Signal A is then fed to a multiplier 26 along with the velocity signal v where they are multiplied to yield a signal Q.sub.p which is indicative of the time-varying, pressure-dependent arterial blood volumetric flow. This signal Q.sub.p may be fed to a display 28, such as an analog device showing both the pulsatile and mean volumetric flow as well as the baseline or tolerable lower limit for each. In any case, signal Q.sub.p is fed to a comparator 30 and a timer 31 where it is compared to the lower limit Q.sub.c, generating a command signal C which is set to system override circuitry 32 if the measured flow Q.sub.p is less than Q.sub.c for a predetermined length of time as determined by a timer 31. The override 32 may be as simple as power shut-down circuitry which could safely decelerate a centrifuge, or as complex as automatic pilot circuitry which could stabilize a high performance aircraft until such time as the pilot thereof can safely control it (i.e., when his arterial blood volume flow rate Q.sub.p exceeds the lower limit Q.sub.c).

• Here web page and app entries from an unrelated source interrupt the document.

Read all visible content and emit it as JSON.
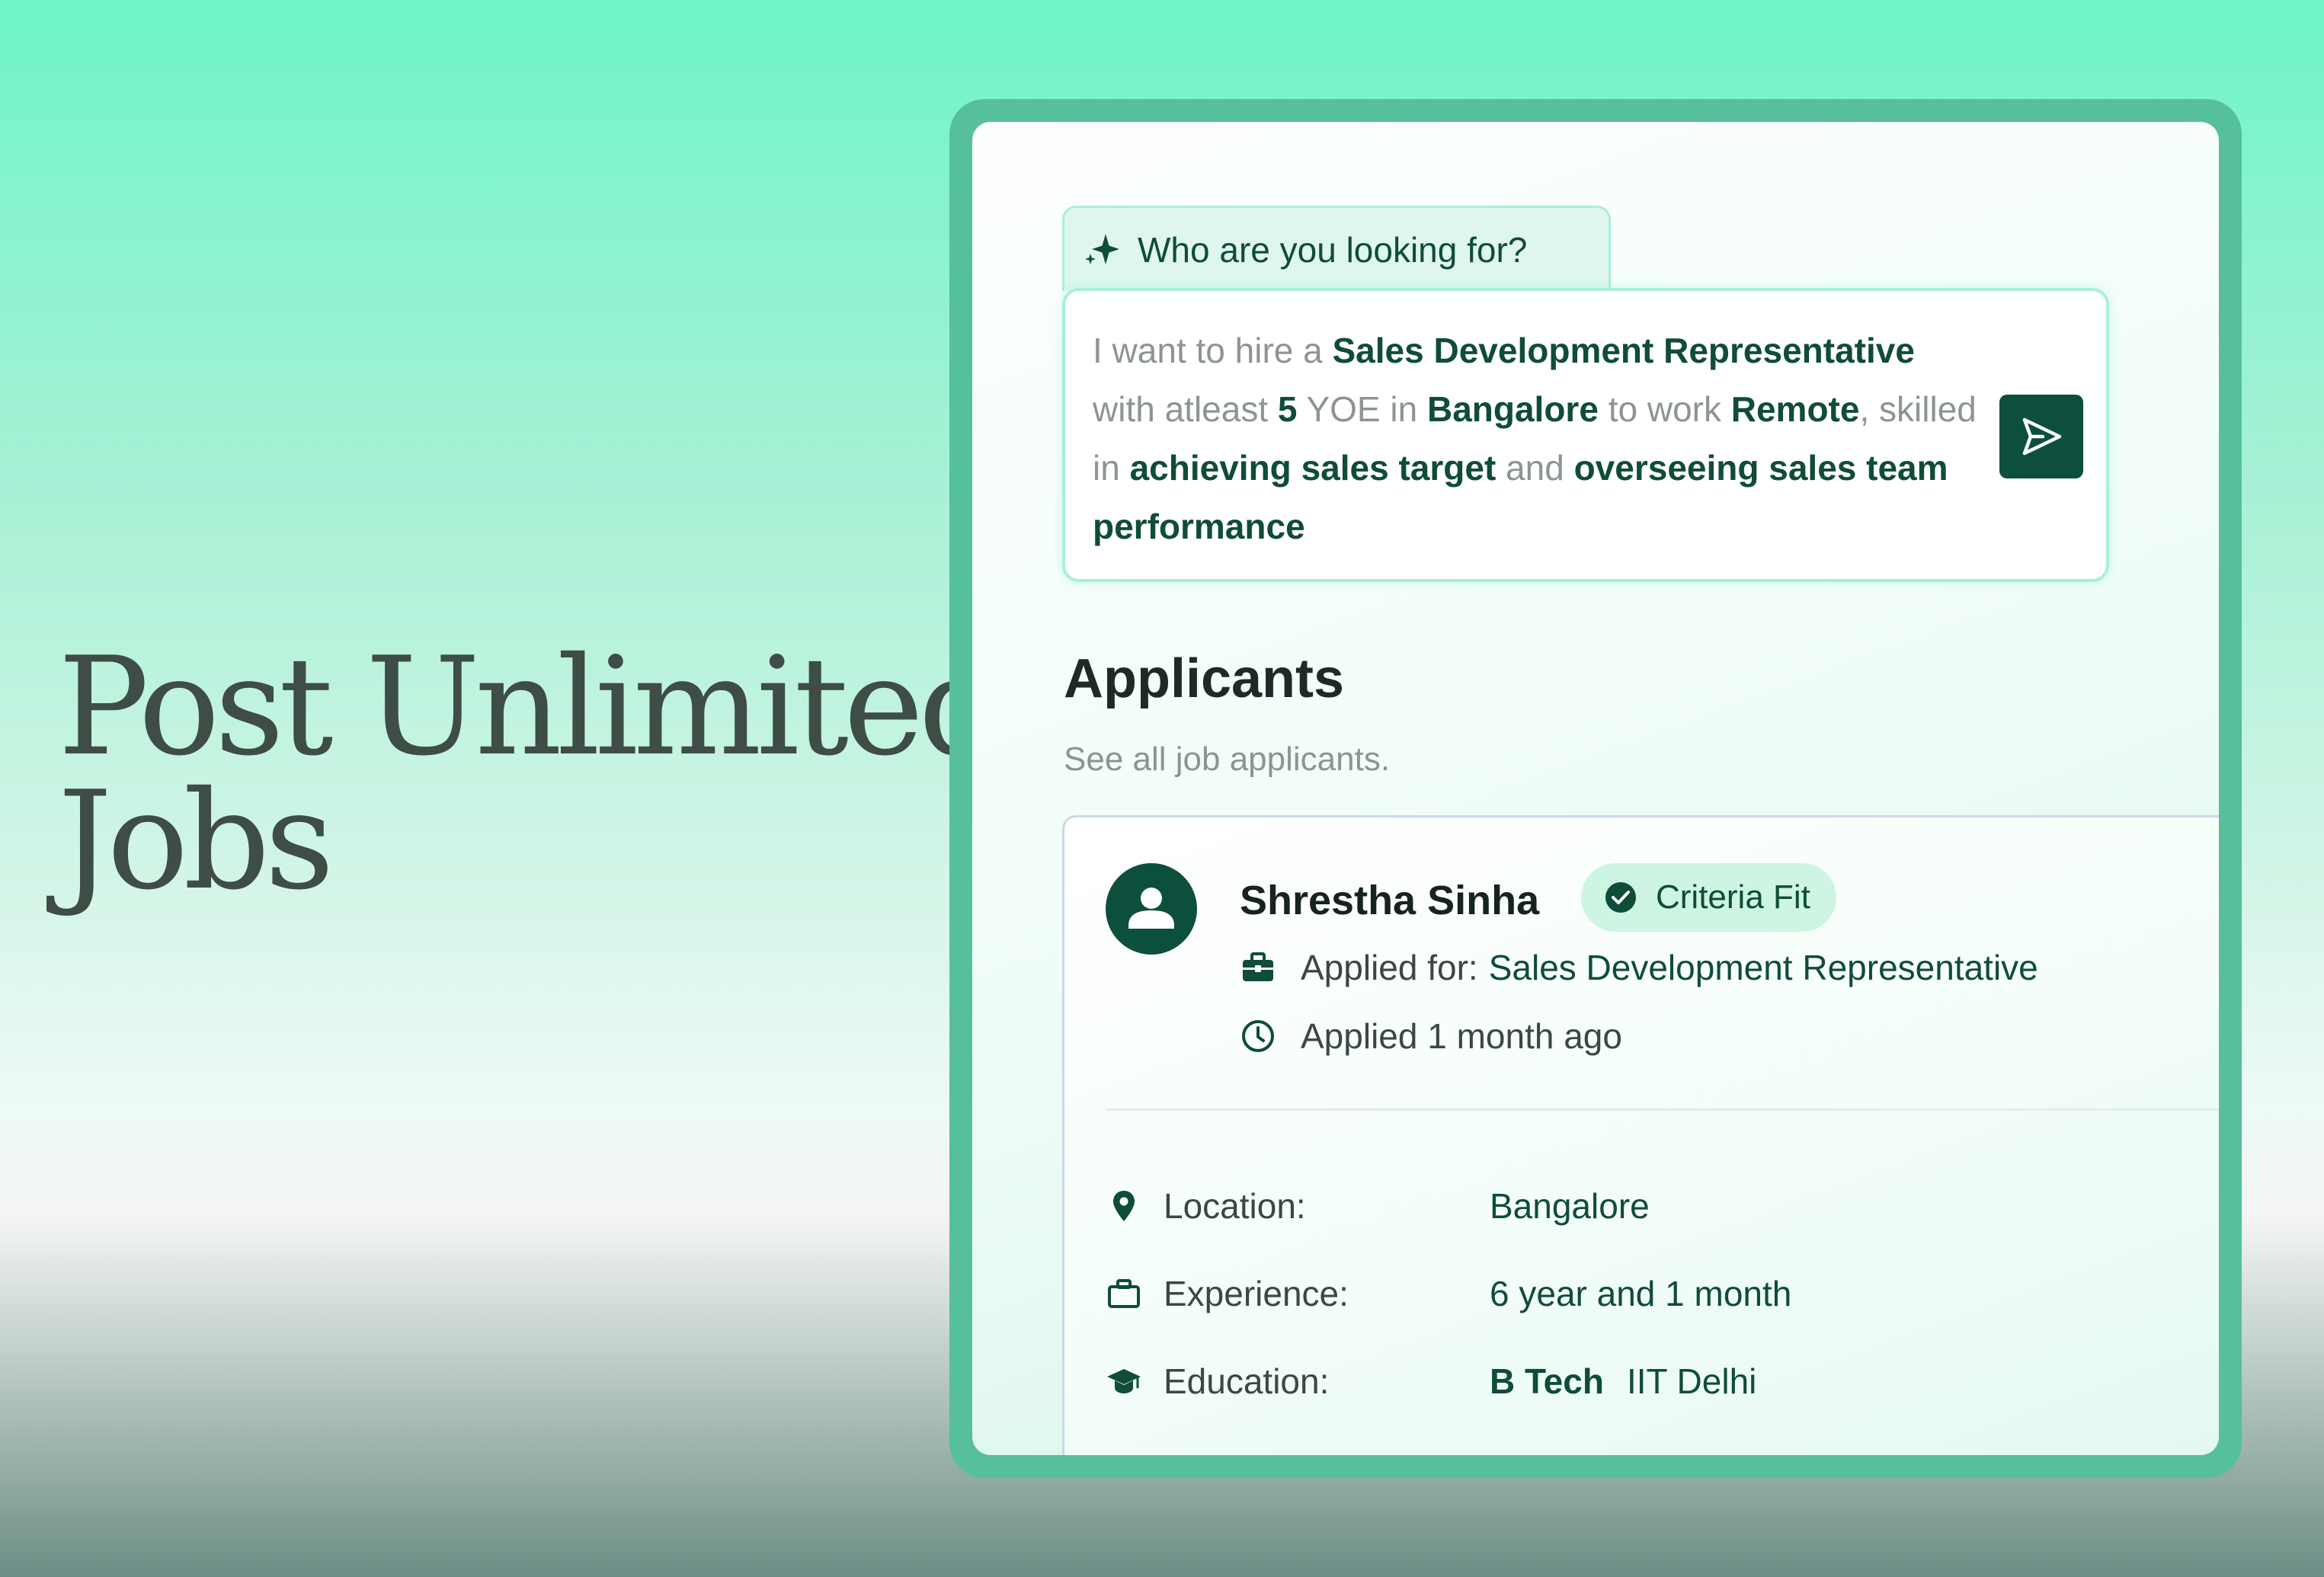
{
  "hero": {
    "line1": "Post Unlimited",
    "line2": "Jobs"
  },
  "prompt": {
    "tab_label": "Who are you looking for?",
    "segments": [
      {
        "text": "I want to hire a ",
        "bold": false
      },
      {
        "text": "Sales Development Representative",
        "bold": true
      },
      {
        "text": " with atleast ",
        "bold": false
      },
      {
        "text": "5",
        "bold": true
      },
      {
        "text": " YOE in ",
        "bold": false
      },
      {
        "text": "Bangalore",
        "bold": true
      },
      {
        "text": " to work ",
        "bold": false
      },
      {
        "text": "Remote",
        "bold": true
      },
      {
        "text": ", skilled in ",
        "bold": false
      },
      {
        "text": "achieving sales target",
        "bold": true
      },
      {
        "text": " and ",
        "bold": false
      },
      {
        "text": "overseeing sales team performance",
        "bold": true
      }
    ],
    "send_icon": "send-icon"
  },
  "applicants": {
    "title": "Applicants",
    "subtitle": "See all job applicants.",
    "card": {
      "name": "Shrestha Sinha",
      "badge": "Criteria Fit",
      "applied_for_label": "Applied for:",
      "applied_for_value": "Sales Development Representative",
      "applied_time": "Applied 1 month ago",
      "details": {
        "location_label": "Location:",
        "location_value": "Bangalore",
        "experience_label": "Experience:",
        "experience_value": "6 year and 1 month",
        "education_label": "Education:",
        "education_degree": "B Tech",
        "education_school": "IIT Delhi"
      }
    }
  },
  "colors": {
    "brand_dark": "#0c4f3c",
    "frame": "#56bf9e",
    "badge_bg": "#cdf5e2"
  }
}
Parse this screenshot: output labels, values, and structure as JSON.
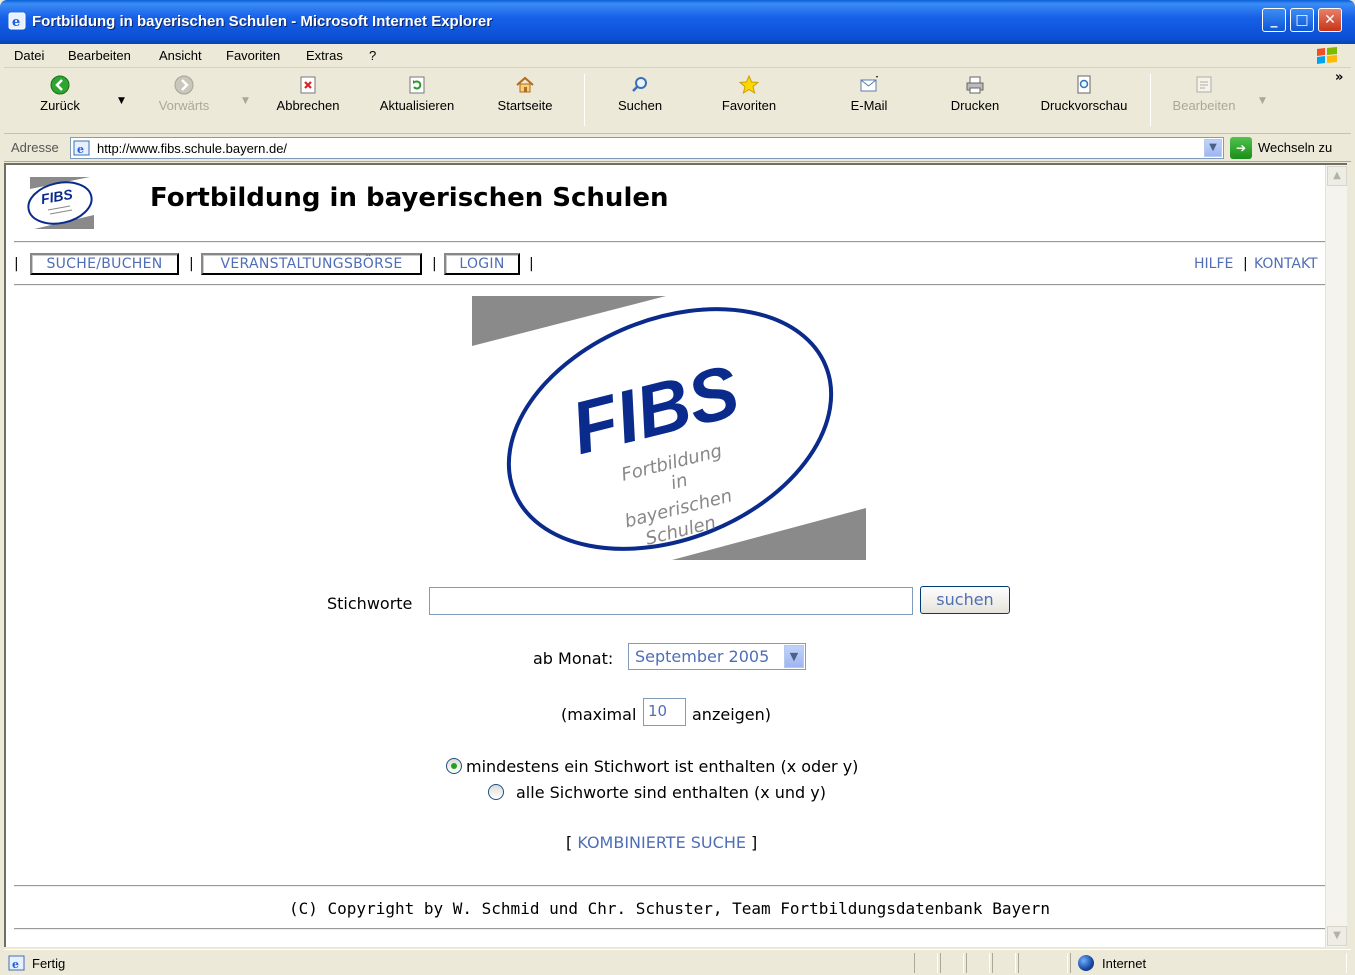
{
  "window": {
    "title": "Fortbildung in bayerischen Schulen - Microsoft Internet Explorer",
    "controls": {
      "minimize": "_",
      "maximize": "□",
      "close": "✕"
    }
  },
  "menu": [
    "Datei",
    "Bearbeiten",
    "Ansicht",
    "Favoriten",
    "Extras",
    "?"
  ],
  "toolbar": {
    "back": "Zurück",
    "forward": "Vorwärts",
    "stop": "Abbrechen",
    "refresh": "Aktualisieren",
    "home": "Startseite",
    "search": "Suchen",
    "favorites": "Favoriten",
    "mail": "E-Mail",
    "print": "Drucken",
    "print_preview": "Druckvorschau",
    "edit": "Bearbeiten",
    "more": "»"
  },
  "address": {
    "label": "Adresse",
    "url": "http://www.fibs.schule.bayern.de/",
    "go_label": "Wechseln zu"
  },
  "page": {
    "header_title": "Fortbildung in bayerischen Schulen",
    "logo": {
      "text": "FIBS",
      "subtitle_lines": [
        "Fortbildung",
        "in",
        "bayerischen",
        "Schulen"
      ],
      "primary_color": "#0a2b8c",
      "accent_color": "#8a8a8a"
    },
    "nav": {
      "search_book": "SUCHE/BUCHEN",
      "events": "VERANSTALTUNGSBÖRSE",
      "login": "LOGIN",
      "help": "HILFE",
      "contact": "KONTAKT",
      "separator": "|"
    },
    "search": {
      "keywords_label": "Stichworte",
      "keywords_value": "",
      "search_button": "suchen",
      "month_label": "ab Monat:",
      "month_value": "September 2005",
      "max_prefix": "(maximal",
      "max_value": "10",
      "max_suffix": "anzeigen)",
      "radio_any": "mindestens ein Stichwort ist enthalten (x oder y)",
      "radio_all": "alle Sichworte sind enthalten (x und y)",
      "radio_any_checked": true,
      "combined_open": "[",
      "combined_link": "KOMBINIERTE SUCHE",
      "combined_close": "]"
    },
    "footer": "(C) Copyright by W. Schmid und Chr. Schuster, Team Fortbildungsdatenbank Bayern"
  },
  "status": {
    "text": "Fertig",
    "zone": "Internet"
  },
  "colors": {
    "link": "#4f6eb6",
    "titlebar": "#0b4fd3",
    "chrome": "#ece9d8"
  }
}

Some of the many advantages of the invention should now be readily apparent. For example, a non-invasive objective means of accurately measuring the arterial blood volumetric flow of the occupant in a rapidly accelerating vehicle is provided by a system which used a conventional ultrasonic Doppler flowmeter to measure in a well-known manner the arterial blood velocity of a selected artery. This velocity is fed to a converter including a pressure function generator, a cross-sectional area function generator, and a multiplier. With the mere introduction of a time-varying velocity signal, as well as several preselected constants, the converter produces a flow signal which is compared to a preselected lower limit in a comparator, ultimately producing a command signal to override circuitry when that flow falls below the lower limit for a predetermined length of time.
Obviously many modifications and variations of the present invention are possible in light of the above teachings. It is therefore to be understood that within the scope of the appended claims, the invention may be practiced otherwise than as specifically described.